Trinity and the nuclear foundation stone
15 Jul 2016| and

Image courtesy of Flickr user Charles

Tomorrow’s an important anniversary on the strategic calendar. The first US nuclear test—codenamed Trinity—occurred on 16 July 1945. The event represented both the culmination of the work of the Manhattan Project and the dawn of a new strategic era. In the subsequent weeks two nuclear weapons would be dropped on Japan, bringing to an end the most destructive conventional war in human history. Further, in the 71 years since, nuclear weapons have become an important foundation stone in the modern edifice of international security—and with all major nuclear weapons states currently committed to nuclear modernisation programs, the importance of nuclear weapons seems more likely to grow than to diminish in coming decades.

For readers interested in the Trinity test, we still think the best book on the topic is Richard Rhodes’s 1986 classic, The making of the atomic bomb. Rhodes does an excellent job of telling the story that led up to 16 July 1945, and of what came after. Robert Oppenheimer’s reaction to the test is the one that history’s remembered best:

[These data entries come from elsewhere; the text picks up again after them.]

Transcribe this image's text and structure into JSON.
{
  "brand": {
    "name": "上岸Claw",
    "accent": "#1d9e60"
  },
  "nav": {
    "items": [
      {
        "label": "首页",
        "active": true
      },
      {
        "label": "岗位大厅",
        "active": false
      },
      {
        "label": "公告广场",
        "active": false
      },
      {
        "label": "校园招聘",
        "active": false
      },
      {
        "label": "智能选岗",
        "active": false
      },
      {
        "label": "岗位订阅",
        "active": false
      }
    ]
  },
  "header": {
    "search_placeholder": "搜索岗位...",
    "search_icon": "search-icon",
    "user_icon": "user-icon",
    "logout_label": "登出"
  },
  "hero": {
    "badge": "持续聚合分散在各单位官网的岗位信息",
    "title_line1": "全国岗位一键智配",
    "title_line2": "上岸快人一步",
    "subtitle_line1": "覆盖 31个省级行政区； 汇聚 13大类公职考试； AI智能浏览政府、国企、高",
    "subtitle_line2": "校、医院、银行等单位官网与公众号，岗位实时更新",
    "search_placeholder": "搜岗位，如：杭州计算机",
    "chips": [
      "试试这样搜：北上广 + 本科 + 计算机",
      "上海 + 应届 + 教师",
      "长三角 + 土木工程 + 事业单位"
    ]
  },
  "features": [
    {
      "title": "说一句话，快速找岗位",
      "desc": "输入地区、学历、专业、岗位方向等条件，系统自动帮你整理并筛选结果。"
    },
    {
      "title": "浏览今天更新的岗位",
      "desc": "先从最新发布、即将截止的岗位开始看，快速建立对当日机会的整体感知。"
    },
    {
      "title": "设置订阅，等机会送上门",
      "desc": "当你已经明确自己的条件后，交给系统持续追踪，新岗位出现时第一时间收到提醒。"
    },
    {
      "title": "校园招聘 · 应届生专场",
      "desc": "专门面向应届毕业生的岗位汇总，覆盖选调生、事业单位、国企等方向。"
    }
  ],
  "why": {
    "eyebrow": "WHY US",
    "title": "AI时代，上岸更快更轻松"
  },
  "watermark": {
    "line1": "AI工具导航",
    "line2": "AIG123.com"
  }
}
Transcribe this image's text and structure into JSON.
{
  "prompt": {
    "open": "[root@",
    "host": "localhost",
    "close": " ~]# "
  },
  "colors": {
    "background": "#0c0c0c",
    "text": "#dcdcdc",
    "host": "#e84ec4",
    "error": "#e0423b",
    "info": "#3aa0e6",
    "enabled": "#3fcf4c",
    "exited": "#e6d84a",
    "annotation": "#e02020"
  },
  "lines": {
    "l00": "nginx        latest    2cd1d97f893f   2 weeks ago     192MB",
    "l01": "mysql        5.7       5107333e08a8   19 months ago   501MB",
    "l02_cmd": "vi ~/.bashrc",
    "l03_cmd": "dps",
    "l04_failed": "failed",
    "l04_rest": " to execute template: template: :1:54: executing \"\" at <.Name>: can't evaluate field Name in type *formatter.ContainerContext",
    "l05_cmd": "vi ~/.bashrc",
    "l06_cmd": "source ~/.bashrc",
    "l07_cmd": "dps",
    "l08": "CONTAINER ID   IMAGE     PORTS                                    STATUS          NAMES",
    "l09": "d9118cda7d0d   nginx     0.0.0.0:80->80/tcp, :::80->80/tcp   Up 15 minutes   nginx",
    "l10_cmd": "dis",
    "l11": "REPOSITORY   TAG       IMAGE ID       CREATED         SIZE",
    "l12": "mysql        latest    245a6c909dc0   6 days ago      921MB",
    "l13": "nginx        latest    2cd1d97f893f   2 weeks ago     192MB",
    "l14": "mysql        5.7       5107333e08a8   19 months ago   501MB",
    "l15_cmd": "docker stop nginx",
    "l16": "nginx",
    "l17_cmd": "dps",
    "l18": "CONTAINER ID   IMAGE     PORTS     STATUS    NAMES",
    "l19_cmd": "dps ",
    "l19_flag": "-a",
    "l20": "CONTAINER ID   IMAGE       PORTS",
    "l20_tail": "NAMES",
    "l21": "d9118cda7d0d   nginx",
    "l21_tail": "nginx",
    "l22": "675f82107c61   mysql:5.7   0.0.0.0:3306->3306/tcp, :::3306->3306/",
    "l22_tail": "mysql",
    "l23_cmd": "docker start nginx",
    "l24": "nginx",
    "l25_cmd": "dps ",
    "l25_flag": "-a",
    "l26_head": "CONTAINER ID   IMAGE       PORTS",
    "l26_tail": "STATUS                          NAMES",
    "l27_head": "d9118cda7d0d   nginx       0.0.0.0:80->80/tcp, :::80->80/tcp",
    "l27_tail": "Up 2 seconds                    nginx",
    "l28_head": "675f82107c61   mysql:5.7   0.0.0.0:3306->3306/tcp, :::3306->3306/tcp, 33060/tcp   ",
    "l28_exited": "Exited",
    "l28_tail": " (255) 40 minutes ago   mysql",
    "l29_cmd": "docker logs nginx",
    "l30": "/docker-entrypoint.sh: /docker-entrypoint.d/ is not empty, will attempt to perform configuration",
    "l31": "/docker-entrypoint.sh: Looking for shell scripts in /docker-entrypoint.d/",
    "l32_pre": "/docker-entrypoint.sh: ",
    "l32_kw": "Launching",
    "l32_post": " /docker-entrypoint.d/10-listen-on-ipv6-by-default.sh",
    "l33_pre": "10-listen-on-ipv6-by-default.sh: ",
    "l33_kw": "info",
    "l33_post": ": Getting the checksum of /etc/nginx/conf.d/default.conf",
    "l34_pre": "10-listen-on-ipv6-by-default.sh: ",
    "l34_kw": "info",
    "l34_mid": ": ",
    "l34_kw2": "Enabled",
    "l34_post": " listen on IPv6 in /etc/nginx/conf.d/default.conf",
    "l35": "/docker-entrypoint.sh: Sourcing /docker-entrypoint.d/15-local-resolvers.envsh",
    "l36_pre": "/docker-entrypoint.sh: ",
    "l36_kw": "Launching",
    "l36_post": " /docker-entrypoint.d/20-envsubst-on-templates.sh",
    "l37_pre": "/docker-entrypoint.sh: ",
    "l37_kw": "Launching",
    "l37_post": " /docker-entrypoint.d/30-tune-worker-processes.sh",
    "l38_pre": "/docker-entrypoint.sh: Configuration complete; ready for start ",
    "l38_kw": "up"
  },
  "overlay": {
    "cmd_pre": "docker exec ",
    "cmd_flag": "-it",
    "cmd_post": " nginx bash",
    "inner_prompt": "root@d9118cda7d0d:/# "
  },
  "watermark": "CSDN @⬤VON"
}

‘We waited until the blast had passed, walked out of the shelter and then it was extremely solemn. We knew the world would not be the same. A few people laughed, a few people cried. Most people were silent. I remembered the line from the Hindu scripture, the Bhagavad-Gita: Vishnu is trying to persuade the Prince that he should do his duty and to impress him he takes on his multi-armed form and says, ‘Now I am become Death, the destroyer of worlds.’ I suppose we all felt like that, one way or another.’

Of course, for almost as long as there have been nuclear weapons there have been proposals to ban them, advanced by those who fervently believe that the weapons are simply too destructive to play a central or long-term role in global security. Today, that campaign is enjoying a new burst of vigour—indeed, there’s growing international support for a ban on the ultimate weapons of mass destruction. Moreover, the Trinity anniversary unfolds among media reports that President Obama’s considering major changes in US nuclear policy, including the declaration of a ‘no first use’ policy, the cutting of US modernisation plans, and pursuit of a UN Security Council Resolution banning nuclear tests as a means of bypassing a US Senate unwilling to ratify the CTBT.

But it’s important not to get swept up in the renewed dissatisfaction with the nuclear status quo. Instead, to mark this anniversary we should remember why nuclear weapons are important to maintaining international stability. Nuclear weapons have done much to prevent major war since their induction into the arsenals of the great powers. In effect, their invention threw into reverse a long-term historical trend towards the ‘massification’ of war, because the power of nuclear weapons is so great that contests to ‘out-mass’ the opponent quickly lose meaning. Moreover, nuclear arsenals make policy-makers more cautious, precisely because escalation ladders are uncertain, and the potential costs of miscalculation so high. So it’s not fatuous to argue that the Cold War stayed ‘cold’ in large part due to the existence of nuclear weapons. Moreover, the effects aren’t limited to great-power relationships. They can be seen in other nuclear dyads—like that between India and Pakistan.

Nuclear weapons are important to maintaining global stability and to the national security of a significant number of states. In the international community, only 9 countries—about 5%—currently have nuclear weapons. But if we add in the number of countries benefitting from nuclear assurance—almost 40 more—that percentage rises to about 25%. Moreover, that 25% includes the world’s strategy-makers. If we consider only smaller, more powerful and exclusive clubs, the percentage rises abruptly. Among the permanent five members of the UN Security Council, for example, 100% are nuclear weapon states. Power attracts power.

Nuclear weapons are undeniably destructive—and the central puzzle of nuclear strategy has always been to devise a way whereby such weapons can make a positive contribution to international security. On the anniversary of the Trinity test, we should remember that nuclear weapons have largely served as a force for stability and security for 70 years. Their sheer destructive power allows them to speak a unique dialect of the language of deterrence. Do they stop all war? No. The use of nuclear weapons can be credibly threatened only in relation to serious threats. But they do have leverage against the costliest forms of war—by threatening to burden such wars with completely unacceptable costs. Instead of lamenting their invention and attempting to delegitimise their existence and roles, we need to accept that nuclear weapons are, for now, a necessary evil. A mammoth management task still lies before us, but it’s not the task of pursuing the unrealistic goal of global zero.